Excerpts from an interface dataset:
*** Begin section ***

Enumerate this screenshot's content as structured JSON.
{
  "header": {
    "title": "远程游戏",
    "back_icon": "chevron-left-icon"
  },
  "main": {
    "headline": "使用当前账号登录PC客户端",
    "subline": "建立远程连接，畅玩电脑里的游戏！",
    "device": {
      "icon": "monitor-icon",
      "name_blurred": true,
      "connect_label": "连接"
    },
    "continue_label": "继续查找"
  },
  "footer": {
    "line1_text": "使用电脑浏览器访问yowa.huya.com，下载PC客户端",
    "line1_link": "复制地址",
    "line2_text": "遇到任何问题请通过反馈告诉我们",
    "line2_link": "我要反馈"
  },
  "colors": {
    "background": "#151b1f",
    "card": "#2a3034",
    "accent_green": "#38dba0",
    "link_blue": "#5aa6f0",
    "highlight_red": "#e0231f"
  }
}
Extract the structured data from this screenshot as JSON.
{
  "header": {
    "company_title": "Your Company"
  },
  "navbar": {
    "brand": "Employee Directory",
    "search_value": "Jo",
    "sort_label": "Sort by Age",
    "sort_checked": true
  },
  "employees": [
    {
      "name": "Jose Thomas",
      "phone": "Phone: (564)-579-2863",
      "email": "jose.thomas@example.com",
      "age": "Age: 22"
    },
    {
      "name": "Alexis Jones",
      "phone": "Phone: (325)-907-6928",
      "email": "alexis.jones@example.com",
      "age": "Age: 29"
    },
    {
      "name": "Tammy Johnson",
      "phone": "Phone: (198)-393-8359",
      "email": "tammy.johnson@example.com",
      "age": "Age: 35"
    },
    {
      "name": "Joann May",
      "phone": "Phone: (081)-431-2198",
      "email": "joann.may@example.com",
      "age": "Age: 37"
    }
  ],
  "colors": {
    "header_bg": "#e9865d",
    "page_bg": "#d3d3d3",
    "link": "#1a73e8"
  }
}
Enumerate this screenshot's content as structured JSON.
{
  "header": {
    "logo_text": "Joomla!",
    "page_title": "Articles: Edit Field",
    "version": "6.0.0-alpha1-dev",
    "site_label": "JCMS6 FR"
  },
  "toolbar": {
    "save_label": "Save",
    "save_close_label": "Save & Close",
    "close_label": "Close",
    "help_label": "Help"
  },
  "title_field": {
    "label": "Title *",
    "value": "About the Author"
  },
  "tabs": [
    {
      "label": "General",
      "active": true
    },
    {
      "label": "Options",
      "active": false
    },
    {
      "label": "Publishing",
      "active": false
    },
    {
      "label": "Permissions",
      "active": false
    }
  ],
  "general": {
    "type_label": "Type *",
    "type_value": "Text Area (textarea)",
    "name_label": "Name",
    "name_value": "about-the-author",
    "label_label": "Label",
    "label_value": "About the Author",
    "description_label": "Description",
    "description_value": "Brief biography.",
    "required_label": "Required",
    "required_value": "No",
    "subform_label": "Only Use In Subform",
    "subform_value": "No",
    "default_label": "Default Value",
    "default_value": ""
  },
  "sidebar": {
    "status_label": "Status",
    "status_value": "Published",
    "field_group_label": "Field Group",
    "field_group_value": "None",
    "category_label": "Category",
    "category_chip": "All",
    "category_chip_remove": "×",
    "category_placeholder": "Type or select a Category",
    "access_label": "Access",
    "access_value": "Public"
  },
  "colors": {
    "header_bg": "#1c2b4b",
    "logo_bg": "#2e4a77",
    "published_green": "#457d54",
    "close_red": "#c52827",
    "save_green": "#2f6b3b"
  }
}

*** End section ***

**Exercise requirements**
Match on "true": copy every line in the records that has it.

**Finished task**
      "name_blurred": true,
    "sort_checked": true
      "active": true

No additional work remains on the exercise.